"There's no evidence to suggest this behaviour is costly to females in terms of survivorship and reproductive output," says postdoc Luciana Baruffaldi, director of the Andrade Lab and lead author of the research.
Residents in some areas of the developing world are currently coping with dangerous levels of air pollution. Recent research, co-led by the U.S. Department of Energy's (DOE) Argonne National Laboratory, is leading to a new understanding of a key chemical able to break down some major air pollutants.
RENO, Nev. - Around two million years ago, a genetic change occurred that differentiated humans from most other primates that both protected humans from diseases, yet made red meat a health risk.
At this point in human evolution, a certain gene, known as CMAH, that allows for the synthesis of a sugar called Neu5Gc, went missing. This sugar is present in red meats, some fish and dairy products. When humans consume an animal that has that gene, the body has an immune reaction to the foreign sugar, which can cause inflammation, arthritis, and cancer.

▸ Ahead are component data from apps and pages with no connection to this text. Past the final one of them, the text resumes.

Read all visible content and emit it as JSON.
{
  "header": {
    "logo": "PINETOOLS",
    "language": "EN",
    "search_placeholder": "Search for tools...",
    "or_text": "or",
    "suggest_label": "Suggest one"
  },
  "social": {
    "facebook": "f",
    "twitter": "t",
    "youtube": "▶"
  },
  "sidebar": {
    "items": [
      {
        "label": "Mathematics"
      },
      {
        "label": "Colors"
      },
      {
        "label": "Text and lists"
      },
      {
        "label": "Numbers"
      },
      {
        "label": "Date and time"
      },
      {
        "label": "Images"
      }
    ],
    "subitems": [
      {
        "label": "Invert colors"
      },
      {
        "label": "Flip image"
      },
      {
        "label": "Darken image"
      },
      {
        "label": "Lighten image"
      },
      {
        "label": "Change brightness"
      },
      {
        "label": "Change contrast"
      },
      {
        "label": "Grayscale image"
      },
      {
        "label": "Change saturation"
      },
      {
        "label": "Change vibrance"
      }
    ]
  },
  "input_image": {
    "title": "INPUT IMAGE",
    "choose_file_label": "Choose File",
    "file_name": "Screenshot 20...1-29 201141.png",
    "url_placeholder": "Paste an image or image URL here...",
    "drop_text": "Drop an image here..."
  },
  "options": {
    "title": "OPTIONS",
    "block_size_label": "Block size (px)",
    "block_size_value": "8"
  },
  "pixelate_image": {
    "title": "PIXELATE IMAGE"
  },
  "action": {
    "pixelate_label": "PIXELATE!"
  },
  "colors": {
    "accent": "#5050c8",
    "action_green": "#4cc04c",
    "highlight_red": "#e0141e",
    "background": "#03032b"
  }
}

Scientists working to protect California's most endangered salmon say in a new report that key improvements in tracking Sacramento River winter-run Chinook through California's complex water delivery system would help recover the species while the water continues to flow.
Based on a decade of data from Pennsylvania, researchers report that babies born to mothers living within 1 kilometer of active "fracking" wells are 25% more likely to exhibit low birthweight - a risk factor for infant mortality, ADHD, asthma, and other negative outcomes. The results reflect a possible health consequence of exposure to fracking pollutants. To date, concerns about the impact of the fracking process on human health, particularly at the local level, are unresolved.
CHAMPAIGN, Ill. -- Approaching the second half of the century, the United States is likely to experience increases in the number of days with extreme heat, the frequency and duration of heat waves, and the length of the growing season. In response, it is anticipated that societal, agricultural and ecological needs will increase the demand on already-strained natural resources like water and energy. University of Illinois researchers have developed new, high-resolution climate models that may help policymakers mitigate these effects at a local level.
It may take until the 2060s to know how much the sea level will rise by the end of this century, according to a new Rutgers University-New Brunswick-led analysis. The study is the first to link global and local sea-level rise projections with simulations of two major mechanisms by which climate change can affect the vast Antarctic ice sheet.
Depending on whether a species flourishes in a city environment, urban wildlife populations can be "sources" or "sinks," either reproducing so quickly that individuals leave to colonize the surrounding area or needing constant immigration from outside to stay viable. A new study from The Condor: Ornithological Applications examines the population dynamics of Cooper's Hawks in urban Albuquerque, New Mexico, and finds that city-born birds aren't just thriving -- they're actually forcing their rural neighbors out of their nest sites.
On August 21, 2017, about 215 million American adults watched one of nature's most dramatic events: a total solar eclipse. However, most of the country could only see a partial eclipse. The path of the total eclipse was a strip just 70 miles wide, arcing across the country from Oregon to South Carolina.